Karl Urban (Star Trek) stars as the man in the helmet for Vantage Point director Pete Travis based on a script by Alex Garland (28 Days Later ..). Dredd and a rookie judge (Olivia Thirlby) track down a powerful drug dealer named Ma-Ma (Lena Headey, Game of Thrones) whose drug, slow-mo, has Mega City One completely hooked. The judges decide to take her down on her own turf — a 200-story building that she completely controls.
Early reaction to the trailer was decidedly skeptical, but screenings at Comic-Con in July drew some highly favorable opinions, namely that it’s a swift, well-executed bloodbath. Sure, the Comic-Con crowd is a specific group, but, uh — we’re that group. Dredd 3D looks like it ought to be a summer flick, which might be perfect for three weeks past Labor Day.Directed by Pete Travis
2. The Master (Sep. 14 – Limited)
Paul Thomas Anderson is one of the few directors working today whose mere presence in the credits of a film is enough to thrust it near the top of a most-anticipated list. It's been five long years since he last stepped behind a movie camera (for 2007's tour-de-force There Will Be Blood), but a strong cast, dynamic trailer and deafening early buzz make it sound like the wait was well worth it.
If you're unfamiliar with the title of this project, perhaps you'll recognize it as "the Scientology movie." Yes, Anderson based The Master at least in part on L. Ron Hubbard and the controversial religion he founded in the 1950s, but it seems the lead character isn't Phillip Seymour Hoffman's Hubbard stand-in. Instead, it's Joaquin Phoenix's Freddie Quell, a WWII sailor who is completely lost following the war. Hoffman's Lancaster Dodd takes him in and shares his philosophies, but is Freddie beyond help?
Radiohead's Jonny Greenwood teams with Anderson once again to provide what's sure to be a memorable original score while the film's cinematography (courtesy of Mihai Malaimare, Jr.) should look exquisite projected on 70mm (The Master is the first major motion picture to be filmed this way since 1996). ~JohnDirected by Paul Thomas Anderson
1. Skyfall (Nov. 9)
Bond is back! After MGM fell into financial trouble there was a risk that the Bond series could meet an indefinite hiatus, but with Sony’s help, Daniel Craig’s Bond is back and looking better then ever, getting his first Oscar winning director, Sam Mendes (American Beauty) to make his latest adventure, Skyfall.
Big-name screenwriter John Logan (Gladiator, Hugo) comes in to work with Bond regulars Neal Purvis and Robert Wade and the ensemble cast is just as impressive with Javier Bardem, Ralph Fiennes, Albert Finney and Helen McCrory. Fan favorite Q returns to the series in the form of Ben Whisaw (Perfume: The Story of a Murderer) and Naomie Harris (28 Days Later) is your new Bond girl.
After a mission goes wrong in Istanbul, Bond is presumed killed in action and a list of all of MI6’s undercover agents is leaked.
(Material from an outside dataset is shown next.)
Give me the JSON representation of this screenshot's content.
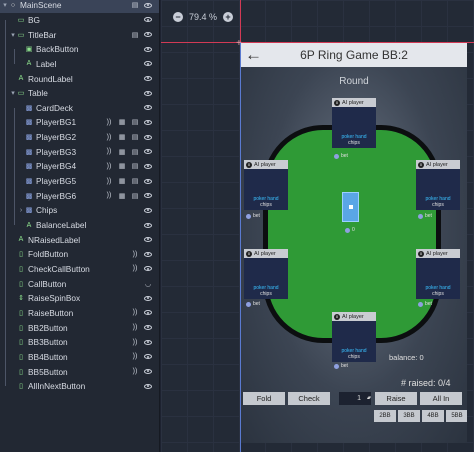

M (Judi Dench) ends up being investigated, but when Bond returns, M asks him to seek out a ruthless and colorful villain, Raoul Silva (Bardem). MI6 faces its greatest threat and it turns out Silva has his own past with M and Bond.
Just from the trailers, Bardem, looks likely to be a memorable villain as Bond goes even darker and more distinctively stylist route, keeping up with the modern incarnation of series that began with Casino Royale. ~ Kieran
Directed by Sam Mendes